“Generally SCAM goes like this: you begin on the drop out of college square and keep moving around the AVE until you have collected enough money and CONNECTIONS to get off the AVE. You then work THE COUNTY and NEW YORK until you get enough money to put together a smuggling SCAM. That involves FLYING to MEXICO, AFGHANISTAN or SOUTH AMERICA, buying dope, SMUGGING BACK TO THE States, and selling in NEW YORK (where there’s more money) or in the COUNTY (where there’s less PARANOIA). To win the game you have to make ONE MILLION DOLLARS. If any of the following rules seem vague, unclear or stupid, feel free to change them to suit yourself.”

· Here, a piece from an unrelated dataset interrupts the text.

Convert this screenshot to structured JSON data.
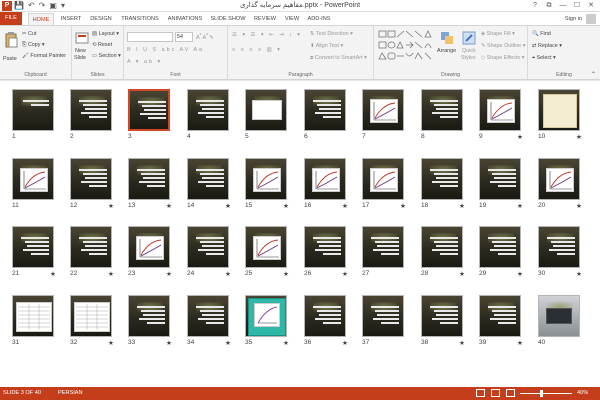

Oh, and the game board features maps of sorts, including Mexico, South America, Afghanistan and India, with a cameo appearance by Uranus in the upper-left corner.

Given Scam’s obscurity I have found no standard “collation.” Aside from the missing sheet of instructions, the set offered here may or may not be complete, but it certainly appears ample for play.

Scam appears to have become rare, though not long ago a more-or-less complete set changed hands in the map trade for several thousand dollars. The BoardGameGeek message board features numerous messages seeking “spare parts” or complete games. A second “Scam Deluxe” edition was also issued in 1971—though in a box rather than the fantastic “joint” tube, and facsimile sets can be found on the Internet. The latter lack, I believe, the copyright statement on the playing board.

References
BoardGameGeek.com #25897. OCLC 987881863 (Library of Congress only). Rare Book Hub has no record of the game appearing at auction, though not long ago a copy changed hands in the map trade for several thousand dollars.